Hailing from the Israeli-occupied Golan Heights on the Syrian border, Hasan and Rami have never owned a passport. Since the 1960’s residents of this region have depended on a document to cross between state borders (that provided the title of their debut album, Laissez Passer).

The message in songs like ‘Remote Love’ sounds even more widely resonant during what has turned out to be a long few months for many people living in lockdown.

The PSR-62 Oriental synth model used on the album was one the brothers grew up learning in their family home. Developed to include the quarter tones from Arabic music scales and the rediscovery of the instrument led to the experiments that inspired the conception of the new direction of their music.

Egyptian musicians like Omar Khorshid and Umm Kulthum are cited as influences, in addition to Magdi al-Husseini and Ihsan Al-Munzer who were among the first musicians to use the then new synths in Arabic pop music.

The TootArd members’ memory of compilations of 80s hits heard in childhood mixed with the hypnagogic effect of reviewing this music with contemporary ears creates a dream-like effect on Migrant Birds.

The dancefloors remain empty on the album’s release.

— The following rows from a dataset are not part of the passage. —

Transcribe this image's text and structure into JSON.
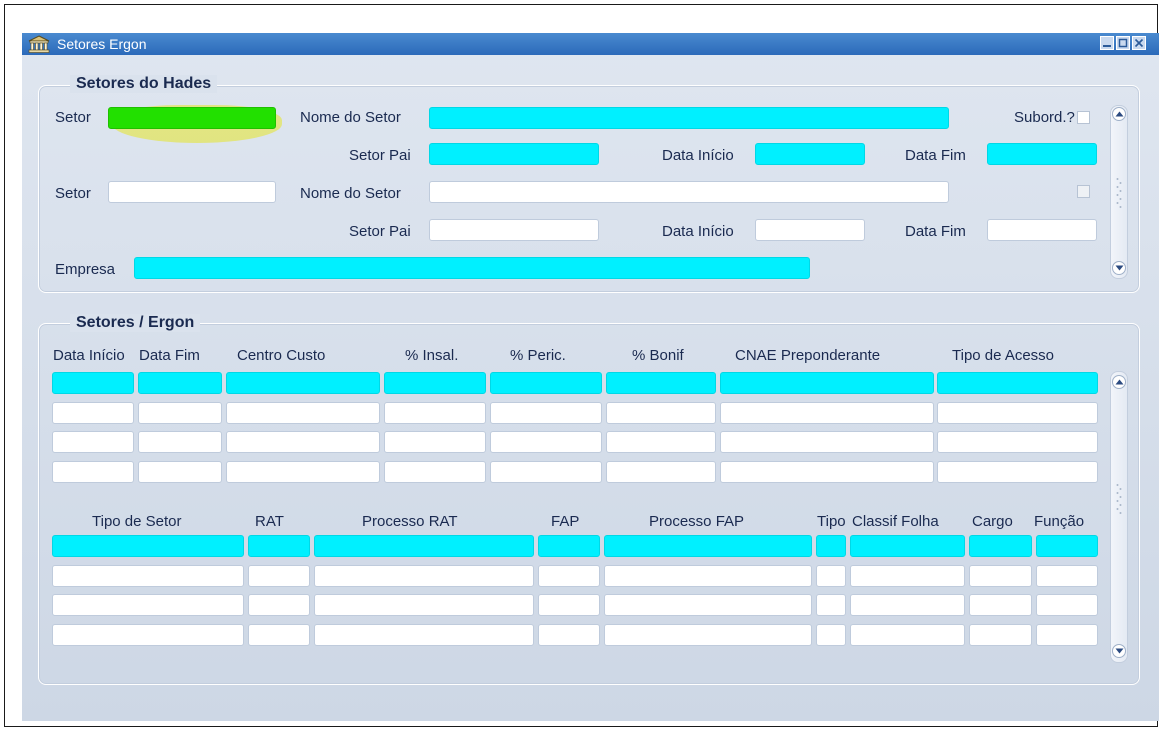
{
  "window": {
    "title": "Setores Ergon"
  },
  "hades": {
    "title": "Setores do Hades",
    "row1": {
      "setor_label": "Setor",
      "setor_value": "",
      "nome_label": "Nome do Setor",
      "nome_value": "",
      "subord_label": "Subord.?",
      "setor_pai_label": "Setor Pai",
      "setor_pai_value": "",
      "data_inicio_label": "Data Início",
      "data_inicio_value": "",
      "data_fim_label": "Data Fim",
      "data_fim_value": ""
    },
    "row2": {
      "setor_label": "Setor",
      "setor_value": "",
      "nome_label": "Nome do Setor",
      "nome_value": "",
      "setor_pai_label": "Setor Pai",
      "setor_pai_value": "",
      "data_inicio_label": "Data Início",
      "data_inicio_value": "",
      "data_fim_label": "Data Fim",
      "data_fim_value": ""
    },
    "empresa_label": "Empresa",
    "empresa_value": ""
  },
  "ergon": {
    "title": "Setores / Ergon",
    "grid1_headers": [
      "Data Início",
      "Data Fim",
      "Centro Custo",
      "% Insal.",
      "% Peric.",
      "% Bonif",
      "CNAE Preponderante",
      "Tipo de Acesso"
    ],
    "grid2_headers": [
      "Tipo de Setor",
      "RAT",
      "Processo RAT",
      "FAP",
      "Processo FAP",
      "Tipo",
      "Classif Folha",
      "Cargo",
      "Função"
    ]
  },
  "icons": {
    "app": "building-icon",
    "minimize": "minimize-icon",
    "maximize": "maximize-icon",
    "close": "close-icon",
    "scroll_up": "scroll-up-icon",
    "scroll_down": "scroll-down-icon"
  },
  "colors": {
    "titlebar": "#2b6aba",
    "required_field": "#00f0ff",
    "focused_field": "#22e000",
    "panel": "#dae2ed"
  }
}
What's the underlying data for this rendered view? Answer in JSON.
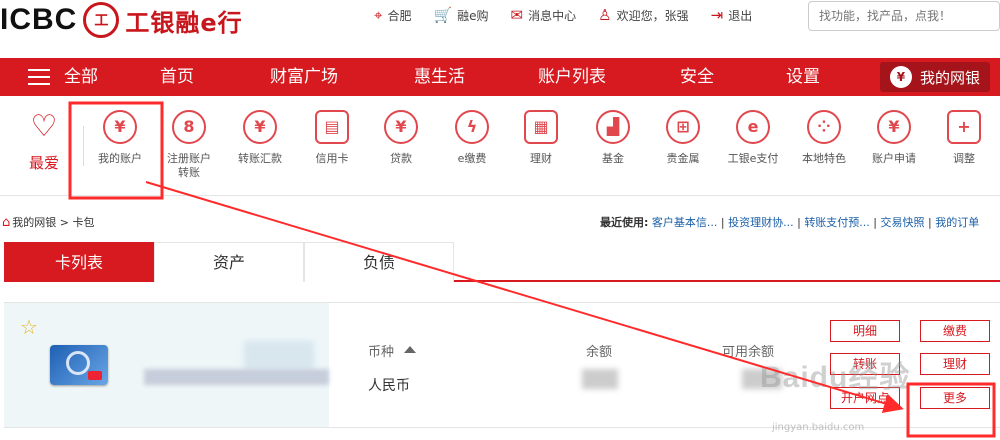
{
  "header": {
    "logo_text": "ICBC",
    "logo_mark": "工",
    "logo_cn": "工银融e行",
    "links": [
      {
        "icon": "location-icon",
        "glyph": "⌖",
        "label": "合肥"
      },
      {
        "icon": "cart-icon",
        "glyph": "🛒",
        "label": "融e购"
      },
      {
        "icon": "mail-icon",
        "glyph": "✉",
        "label": "消息中心"
      },
      {
        "icon": "user-icon",
        "glyph": "♙",
        "label": "欢迎您，张强"
      },
      {
        "icon": "logout-icon",
        "glyph": "⇥",
        "label": "退出"
      }
    ],
    "search_placeholder": "找功能，找产品，点我！"
  },
  "nav": {
    "menu_label": "全部",
    "items": [
      "首页",
      "财富广场",
      "惠生活",
      "账户列表",
      "安全",
      "设置"
    ],
    "mybank_label": "我的网银"
  },
  "functions": {
    "favorites_label": "最爱",
    "items": [
      {
        "icon": "yuan-icon",
        "glyph": "¥",
        "label": "我的账户"
      },
      {
        "icon": "register-account-icon",
        "glyph": "8",
        "label": "注册账户\n转账"
      },
      {
        "icon": "transfer-icon",
        "glyph": "¥",
        "label": "转账汇款"
      },
      {
        "icon": "credit-card-icon",
        "glyph": "▤",
        "label": "信用卡"
      },
      {
        "icon": "loan-bag-icon",
        "glyph": "¥",
        "label": "贷款"
      },
      {
        "icon": "payment-drop-icon",
        "glyph": "ϟ",
        "label": "e缴费"
      },
      {
        "icon": "finance-icon",
        "glyph": "▦",
        "label": "理财"
      },
      {
        "icon": "fund-chart-icon",
        "glyph": "▟",
        "label": "基金"
      },
      {
        "icon": "precious-metal-icon",
        "glyph": "⊞",
        "label": "贵金属"
      },
      {
        "icon": "e-pay-icon",
        "glyph": "e",
        "label": "工银e支付"
      },
      {
        "icon": "local-feature-icon",
        "glyph": "⁘",
        "label": "本地特色"
      },
      {
        "icon": "account-apply-icon",
        "glyph": "¥",
        "label": "账户申请"
      },
      {
        "icon": "adjust-icon",
        "glyph": "+",
        "label": "调整"
      }
    ]
  },
  "breadcrumb": "我的网银 > 卡包",
  "recent": {
    "label": "最近使用:",
    "links": [
      "客户基本信...",
      "投资理财协...",
      "转账支付预...",
      "交易快照",
      "我的订单"
    ]
  },
  "tabs": [
    "卡列表",
    "资产",
    "负债"
  ],
  "card_table": {
    "headers": {
      "currency": "币种",
      "balance": "余额",
      "available": "可用余额"
    },
    "currency_value": "人民币",
    "actions": [
      "明细",
      "缴费",
      "转账",
      "理财",
      "开户网点",
      "更多"
    ]
  },
  "watermark": {
    "main": "Baidu经验",
    "sub": "jingyan.baidu.com"
  },
  "colors": {
    "brand_red": "#d71920",
    "annotation_red": "#ff2a2a"
  }
}
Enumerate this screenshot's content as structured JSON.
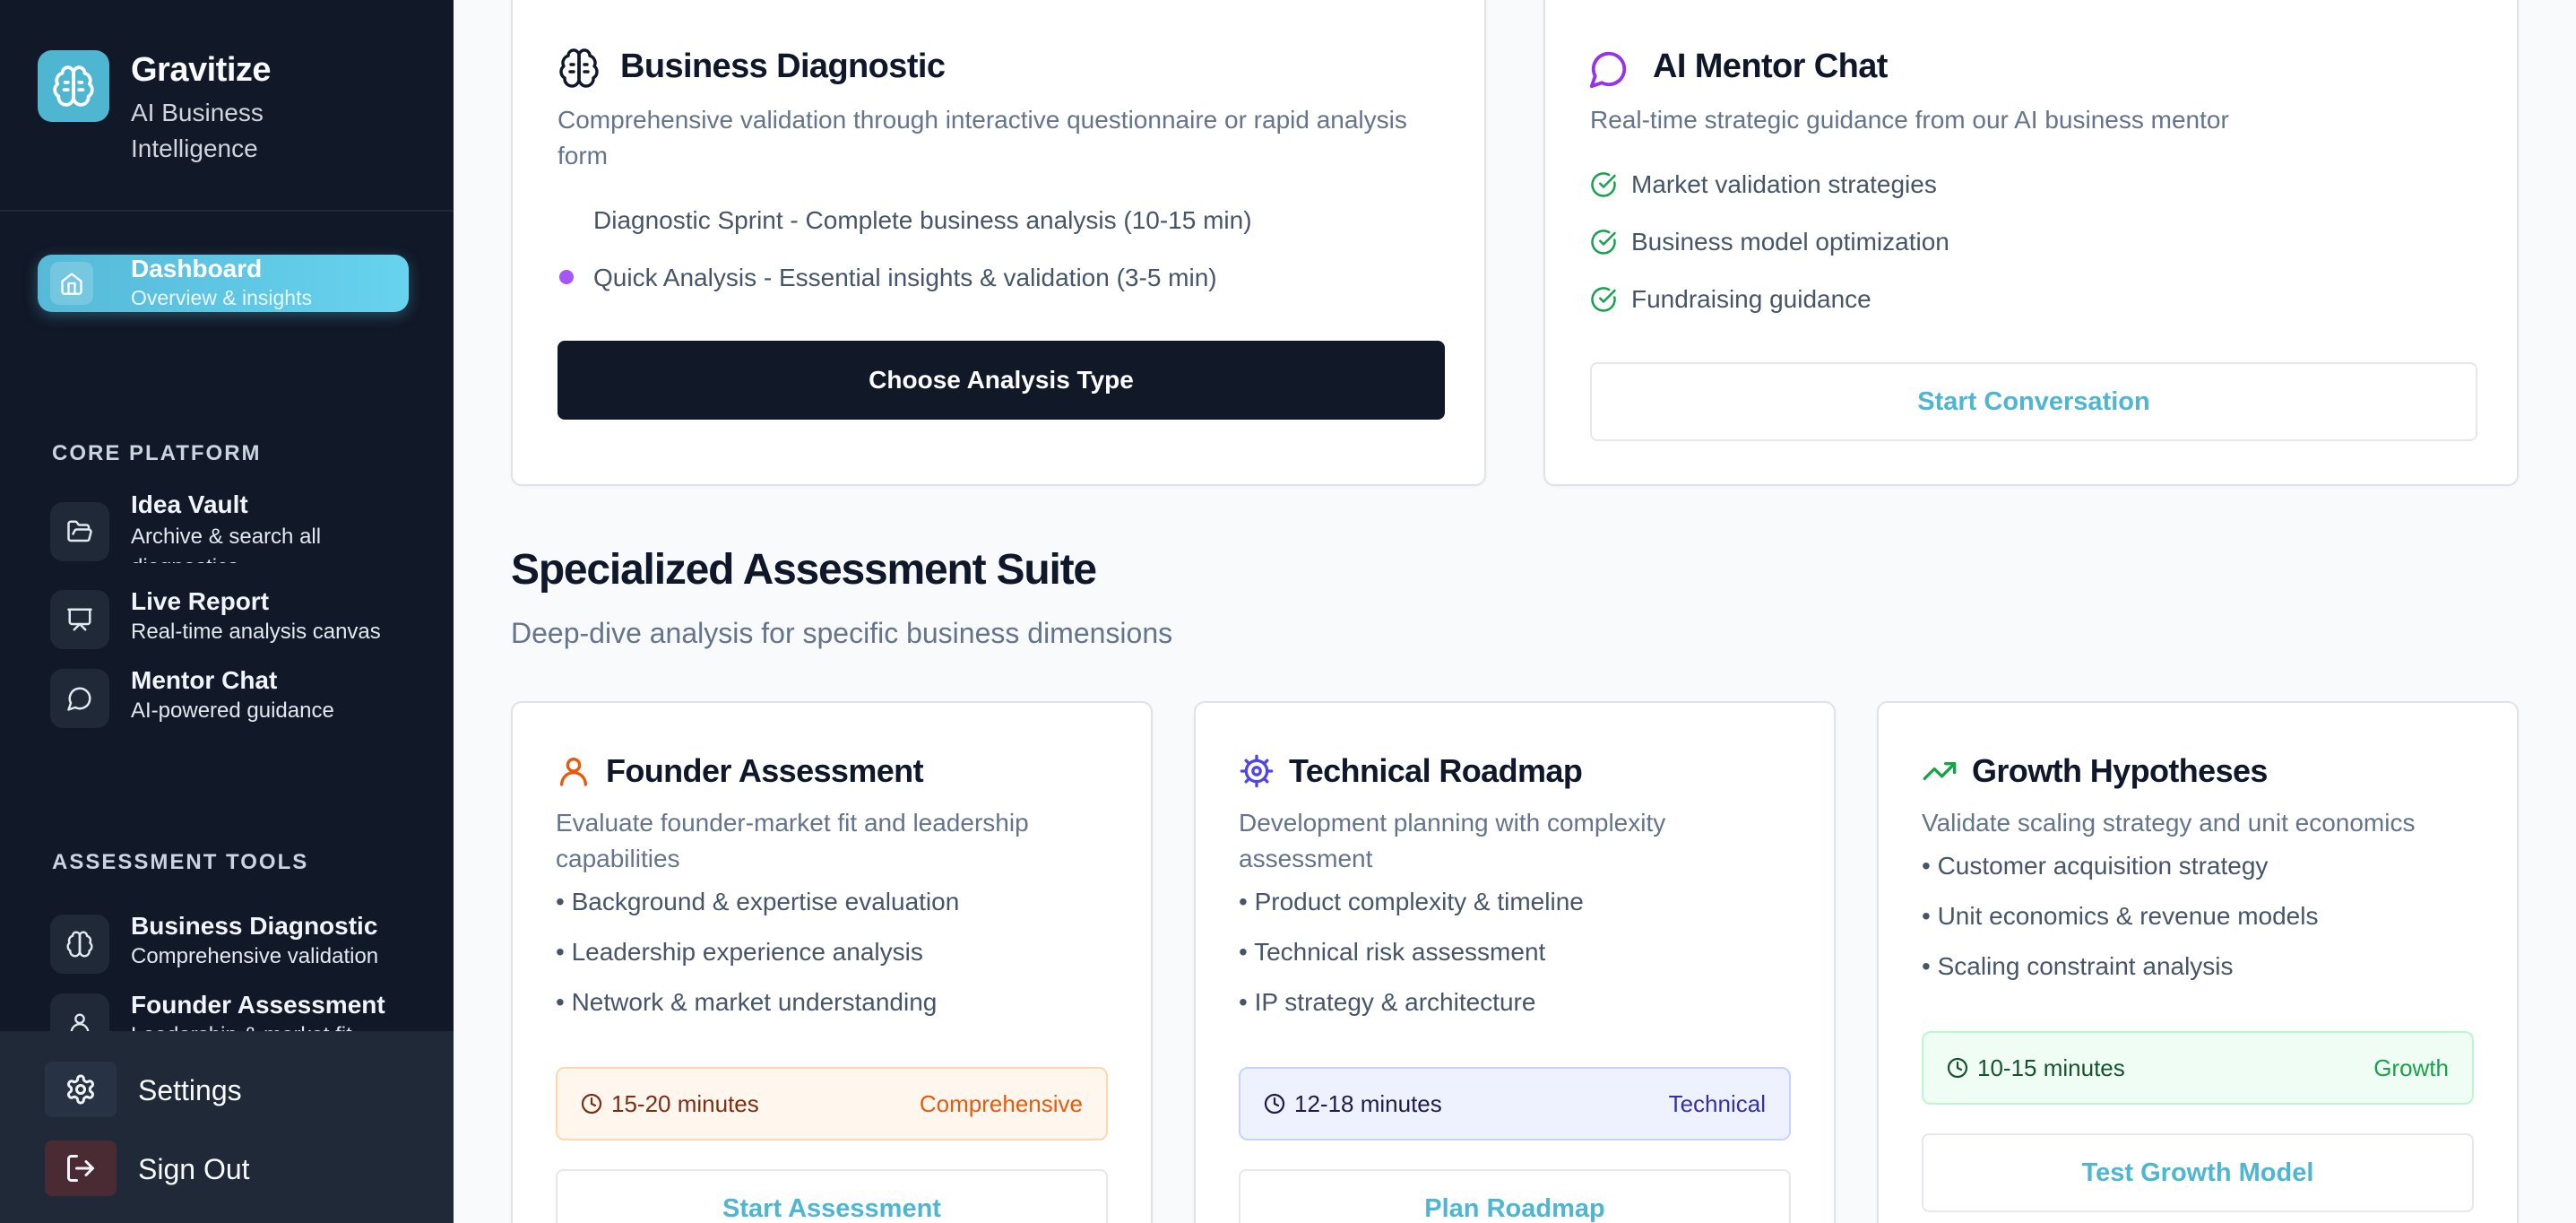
{
  "brand": {
    "name": "Gravitize",
    "subtitle": "AI Business Intelligence"
  },
  "nav": {
    "dashboard": {
      "title": "Dashboard",
      "sub": "Overview & insights"
    },
    "core_platform_label": "CORE PLATFORM",
    "core": [
      {
        "title": "Idea Vault",
        "sub": "Archive & search all diagnostics"
      },
      {
        "title": "Live Report",
        "sub": "Real-time analysis canvas"
      },
      {
        "title": "Mentor Chat",
        "sub": "AI-powered guidance"
      }
    ],
    "assessment_label": "ASSESSMENT TOOLS",
    "assessment": [
      {
        "title": "Business Diagnostic",
        "sub": "Comprehensive validation"
      },
      {
        "title": "Founder Assessment",
        "sub": "Leadership & market fit"
      }
    ],
    "settings": "Settings",
    "signout": "Sign Out"
  },
  "diagnostic": {
    "title": "Business Diagnostic",
    "desc": "Comprehensive validation through interactive questionnaire or rapid analysis form",
    "options": [
      "Diagnostic Sprint - Complete business analysis (10-15 min)",
      "Quick Analysis - Essential insights & validation (3-5 min)"
    ],
    "button": "Choose Analysis Type"
  },
  "mentor": {
    "title": "AI Mentor Chat",
    "desc": "Real-time strategic guidance from our AI business mentor",
    "features": [
      "Market validation strategies",
      "Business model optimization",
      "Fundraising guidance"
    ],
    "button": "Start Conversation"
  },
  "suite": {
    "title": "Specialized Assessment Suite",
    "subtitle": "Deep-dive analysis for specific business dimensions"
  },
  "founder": {
    "title": "Founder Assessment",
    "desc": "Evaluate founder-market fit and leadership capabilities",
    "features": [
      "• Background & expertise evaluation",
      "• Leadership experience analysis",
      "• Network & market understanding"
    ],
    "time": "15-20 minutes",
    "tag": "Comprehensive",
    "button": "Start Assessment"
  },
  "roadmap": {
    "title": "Technical Roadmap",
    "desc": "Development planning with complexity assessment",
    "features": [
      "• Product complexity & timeline",
      "• Technical risk assessment",
      "• IP strategy & architecture"
    ],
    "time": "12-18 minutes",
    "tag": "Technical",
    "button": "Plan Roadmap"
  },
  "growth": {
    "title": "Growth Hypotheses",
    "desc": "Validate scaling strategy and unit economics",
    "features": [
      "• Customer acquisition strategy",
      "• Unit economics & revenue models",
      "• Scaling constraint analysis"
    ],
    "time": "10-15 minutes",
    "tag": "Growth",
    "button": "Test Growth Model"
  },
  "colors": {
    "sidebar_bg": "#111827",
    "accent": "#4fb6d1",
    "founder_accent": "#ea580c",
    "technical_accent": "#4f46e5",
    "growth_accent": "#16a34a",
    "mentor_accent": "#9333ea"
  },
  "icons": {
    "brand": "brain-icon",
    "dashboard": "home-icon",
    "idea_vault": "folder-open-icon",
    "live_report": "presentation-icon",
    "mentor_chat": "message-circle-icon",
    "business_diagnostic": "brain-icon",
    "founder_assessment": "user-icon",
    "settings": "gear-icon",
    "signout": "log-out-icon",
    "technical": "cog-icon",
    "growth": "trending-up-icon",
    "check": "check-circle-icon",
    "clock": "clock-icon"
  }
}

Surely it wasn’t all a fantasy? For now it sounds almost mythically lost in time.